Exercise aim = For each line of the listing that holds "flag", show the full line.
+ + + + +
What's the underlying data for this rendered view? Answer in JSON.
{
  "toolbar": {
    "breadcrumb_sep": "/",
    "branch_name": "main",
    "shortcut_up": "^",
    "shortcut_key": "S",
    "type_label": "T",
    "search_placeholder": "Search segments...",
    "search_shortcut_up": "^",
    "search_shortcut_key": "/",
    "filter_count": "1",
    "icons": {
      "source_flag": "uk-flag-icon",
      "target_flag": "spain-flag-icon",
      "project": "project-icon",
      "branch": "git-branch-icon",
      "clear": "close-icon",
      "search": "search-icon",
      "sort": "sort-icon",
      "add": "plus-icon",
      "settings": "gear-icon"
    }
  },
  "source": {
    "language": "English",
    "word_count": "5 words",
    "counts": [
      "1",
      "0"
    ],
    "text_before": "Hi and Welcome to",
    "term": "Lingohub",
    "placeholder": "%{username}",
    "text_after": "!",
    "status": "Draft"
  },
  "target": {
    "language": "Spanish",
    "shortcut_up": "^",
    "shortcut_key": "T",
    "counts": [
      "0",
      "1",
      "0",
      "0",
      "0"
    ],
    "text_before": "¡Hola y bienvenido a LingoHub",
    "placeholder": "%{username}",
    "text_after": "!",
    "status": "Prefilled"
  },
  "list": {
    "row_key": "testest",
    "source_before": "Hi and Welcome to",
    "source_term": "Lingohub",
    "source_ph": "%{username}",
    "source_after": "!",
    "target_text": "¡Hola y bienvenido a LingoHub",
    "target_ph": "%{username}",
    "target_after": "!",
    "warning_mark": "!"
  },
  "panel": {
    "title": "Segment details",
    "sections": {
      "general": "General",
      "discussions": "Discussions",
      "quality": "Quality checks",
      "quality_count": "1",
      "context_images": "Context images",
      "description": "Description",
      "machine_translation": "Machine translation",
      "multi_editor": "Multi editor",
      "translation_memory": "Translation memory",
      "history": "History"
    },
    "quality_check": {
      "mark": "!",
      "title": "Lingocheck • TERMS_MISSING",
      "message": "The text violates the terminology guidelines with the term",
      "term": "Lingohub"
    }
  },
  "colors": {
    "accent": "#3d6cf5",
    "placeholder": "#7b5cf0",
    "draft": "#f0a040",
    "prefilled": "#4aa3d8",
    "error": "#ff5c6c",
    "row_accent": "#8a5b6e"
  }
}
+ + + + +
Exercise result =
      "source_flag": "uk-flag-icon",
      "target_flag": "spain-flag-icon",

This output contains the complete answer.